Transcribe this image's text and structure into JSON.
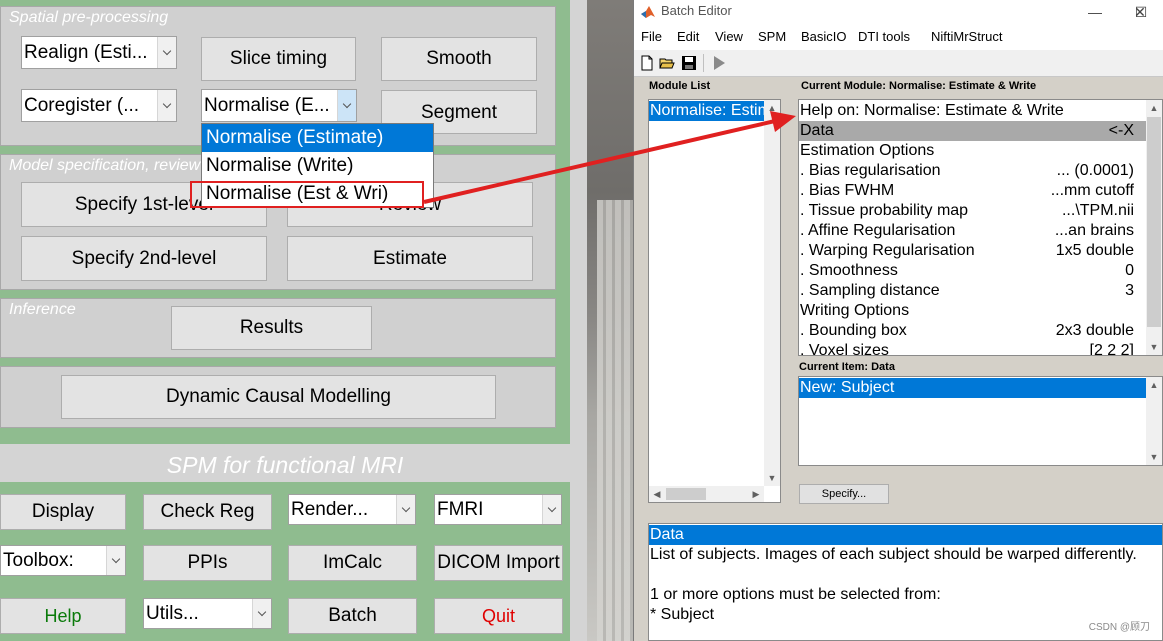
{
  "spm": {
    "panel1_title": "Spatial pre-processing",
    "realign": "Realign (Esti...",
    "slice_timing": "Slice timing",
    "smooth": "Smooth",
    "coregister": "Coregister (...",
    "normalise": "Normalise (E...",
    "segment": "Segment",
    "normalise_options": [
      "Normalise (Estimate)",
      "Normalise (Write)",
      "Normalise (Est & Wri)"
    ],
    "panel2_title": "Model specification, review",
    "specify_1st": "Specify 1st-level",
    "review": "Review",
    "specify_2nd": "Specify 2nd-level",
    "estimate": "Estimate",
    "panel3_title": "Inference",
    "results": "Results",
    "dcm": "Dynamic Causal Modelling",
    "footer_title": "SPM for functional MRI",
    "display": "Display",
    "check_reg": "Check Reg",
    "render": "Render...",
    "modality": "FMRI",
    "toolbox": "Toolbox:",
    "ppis": "PPIs",
    "imcalc": "ImCalc",
    "dicom": "DICOM Import",
    "help": "Help",
    "utils": "Utils...",
    "batch": "Batch",
    "quit": "Quit",
    "colors": {
      "panel_green": "#8fbc8f",
      "help_green": "#0a7a0a",
      "quit_red": "#e00000"
    }
  },
  "batch_editor": {
    "window_title": "Batch Editor",
    "window_buttons": [
      "—",
      "☐",
      "✕"
    ],
    "menu": [
      "File",
      "Edit",
      "View",
      "SPM",
      "BasicIO",
      "DTI tools",
      "NiftiMrStruct"
    ],
    "toolbar_icons": [
      "new-file-icon",
      "open-folder-icon",
      "save-icon",
      "run-icon"
    ],
    "module_list_label": "Module List",
    "module_list_item": "Normalise: Estim",
    "current_module_label": "Current Module: Normalise: Estimate & Write",
    "current_module_rows": [
      {
        "label": "Help on: Normalise: Estimate & Write",
        "value": ""
      },
      {
        "label": "Data",
        "value": "<-X"
      },
      {
        "label": "Estimation Options",
        "value": ""
      },
      {
        "label": ". Bias regularisation",
        "value": "... (0.0001)"
      },
      {
        "label": ". Bias FWHM",
        "value": "...mm cutoff"
      },
      {
        "label": ". Tissue probability map",
        "value": "...\\TPM.nii"
      },
      {
        "label": ". Affine Regularisation",
        "value": "...an brains"
      },
      {
        "label": ". Warping Regularisation",
        "value": "1x5 double"
      },
      {
        "label": ". Smoothness",
        "value": "0"
      },
      {
        "label": ". Sampling distance",
        "value": "3"
      },
      {
        "label": "Writing Options",
        "value": ""
      },
      {
        "label": ". Bounding box",
        "value": "2x3 double"
      },
      {
        "label": ". Voxel sizes",
        "value": "[2 2 2]"
      }
    ],
    "current_item_label": "Current Item: Data",
    "current_item_row": "New: Subject",
    "specify_button": "Specify...",
    "help_title": "Data",
    "help_lines": [
      "List of subjects. Images of each subject should be warped differently.",
      "",
      "1 or more options must be selected from:",
      "* Subject"
    ],
    "watermark": "CSDN @顾刀"
  }
}
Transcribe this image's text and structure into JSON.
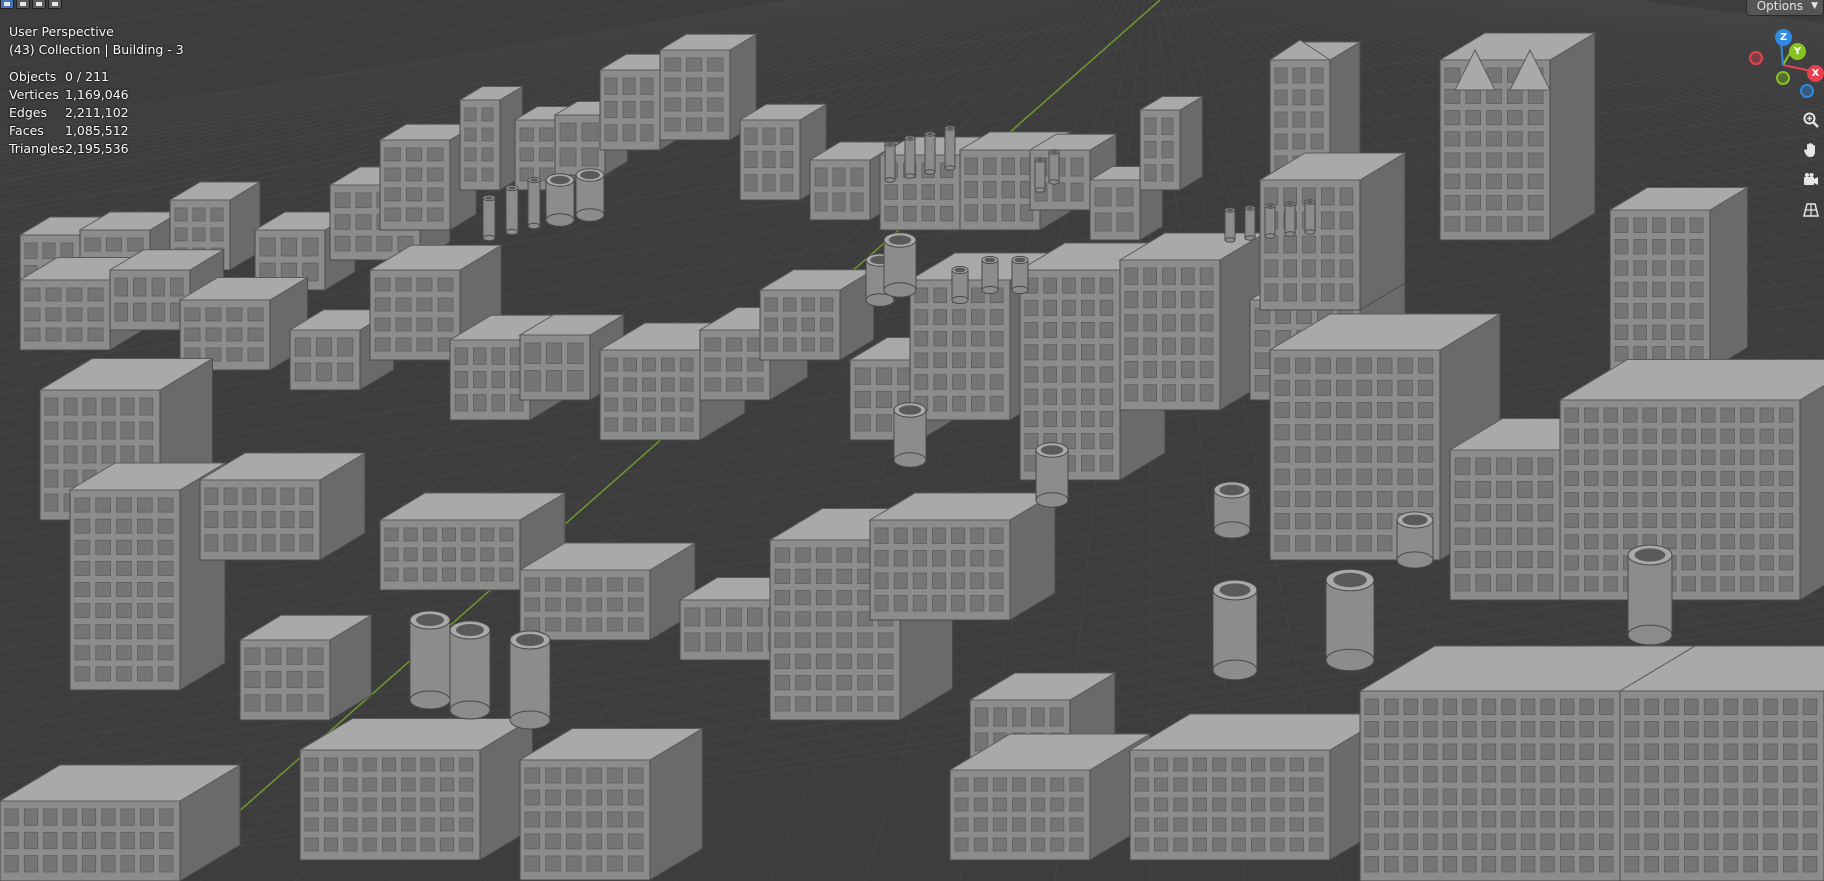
{
  "viewport": {
    "view_name": "User Perspective",
    "collection_line": "(43) Collection | Building - 3"
  },
  "stats": [
    {
      "label": "Objects",
      "value": "0 / 211"
    },
    {
      "label": "Vertices",
      "value": "1,169,046"
    },
    {
      "label": "Edges",
      "value": "2,211,102"
    },
    {
      "label": "Faces",
      "value": "1,085,512"
    },
    {
      "label": "Triangles",
      "value": "2,195,536"
    }
  ],
  "header": {
    "options_label": "Options",
    "options_icon": "chevron-down-icon",
    "mode_buttons": [
      "select-box-icon",
      "select-extend-icon",
      "select-subtract-icon",
      "select-invert-icon"
    ]
  },
  "gizmo": {
    "x_label": "X",
    "y_label": "Y",
    "z_label": "Z",
    "colors": {
      "x": "#e8404e",
      "y": "#87c41f",
      "z": "#2e8ae4"
    }
  },
  "tools": [
    "zoom-icon",
    "hand-pan-icon",
    "camera-icon",
    "perspective-grid-icon"
  ],
  "colors": {
    "background": "#3d3d3d",
    "grid": "#454545",
    "grid_major": "#4c4c4c",
    "y_axis_line": "#6d9a2c",
    "building_light": "#a9a9a9",
    "building_mid": "#8c8c8c",
    "building_dark": "#6a6a6a"
  }
}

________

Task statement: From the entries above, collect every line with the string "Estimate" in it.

Written reply:
      "Normalise (Estimate)",
    "estimate": "Estimate",
    "current_module_label": "Current Module: Normalise: Estimate & Write",
        "label": "Help on: Normalise: Estimate & Write",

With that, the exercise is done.